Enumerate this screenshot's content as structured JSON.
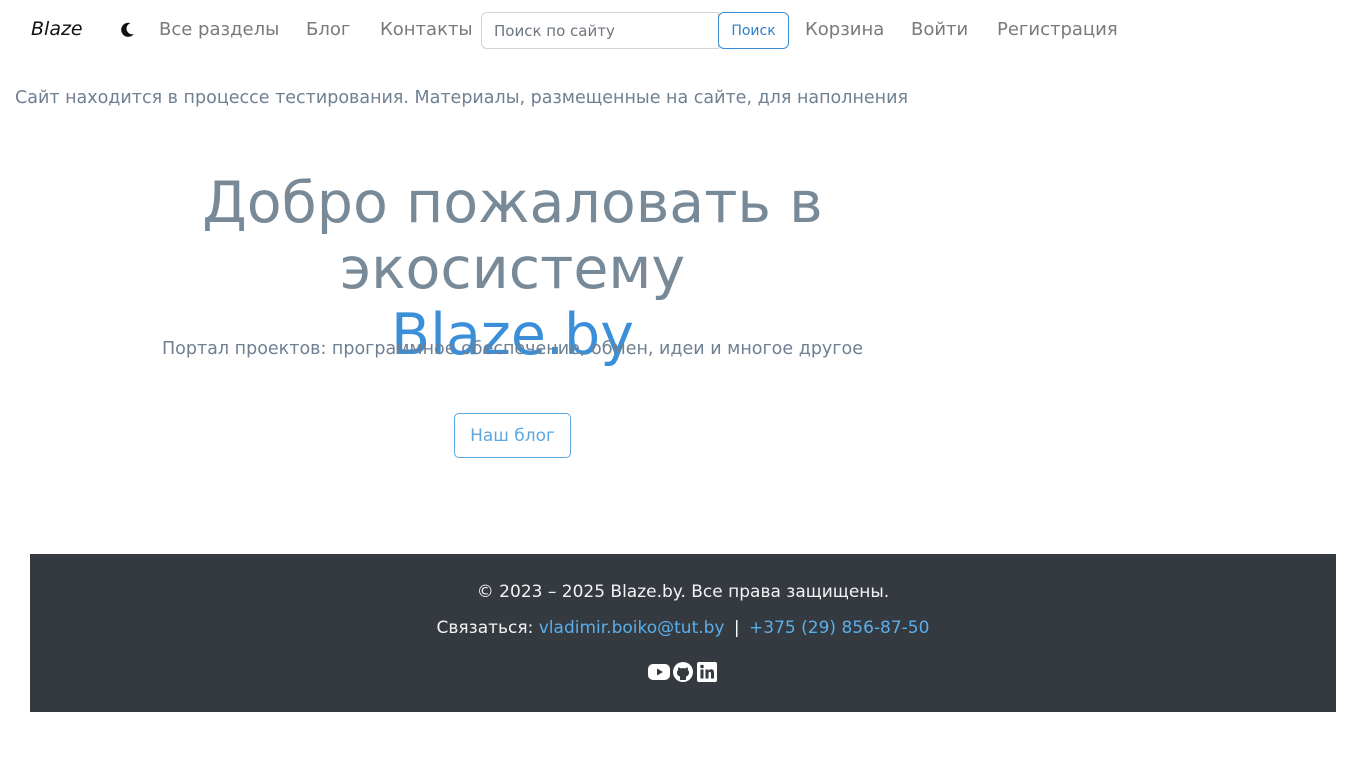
{
  "navbar": {
    "brand": "Blaze",
    "theme_icon": "moon-icon",
    "links": [
      "Все разделы",
      "Блог",
      "Контакты",
      "Корзина",
      "Войти",
      "Регистрация"
    ],
    "search": {
      "placeholder": "Поиск по сайту",
      "value": "",
      "button_label": "Поиск"
    }
  },
  "notice": "Сайт находится в процессе тестирования. Материалы, размещенные на сайте, для наполнения",
  "hero": {
    "title": "Добро пожаловать в экосистему",
    "brand": "Blaze.by",
    "subtitle": "Портал проектов: программное обеспечение, обмен, идеи и многое другое",
    "button_label": "Наш блог"
  },
  "footer": {
    "copyright": "© 2023 – 2025 Blaze.by. Все права защищены.",
    "contact_label": "Связаться:",
    "email": "vladimir.boiko@tut.by",
    "separator": "|",
    "phone": "+375 (29) 856-87-50",
    "social_icons": [
      "youtube-icon",
      "github-icon",
      "linkedin-icon"
    ]
  },
  "colors": {
    "accent": "#3a8fd8",
    "muted_text": "#708090",
    "footer_bg": "#343a40"
  }
}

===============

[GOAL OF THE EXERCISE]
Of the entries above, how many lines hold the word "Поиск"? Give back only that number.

[SOLUTION FOR THIS PROBLEM]
2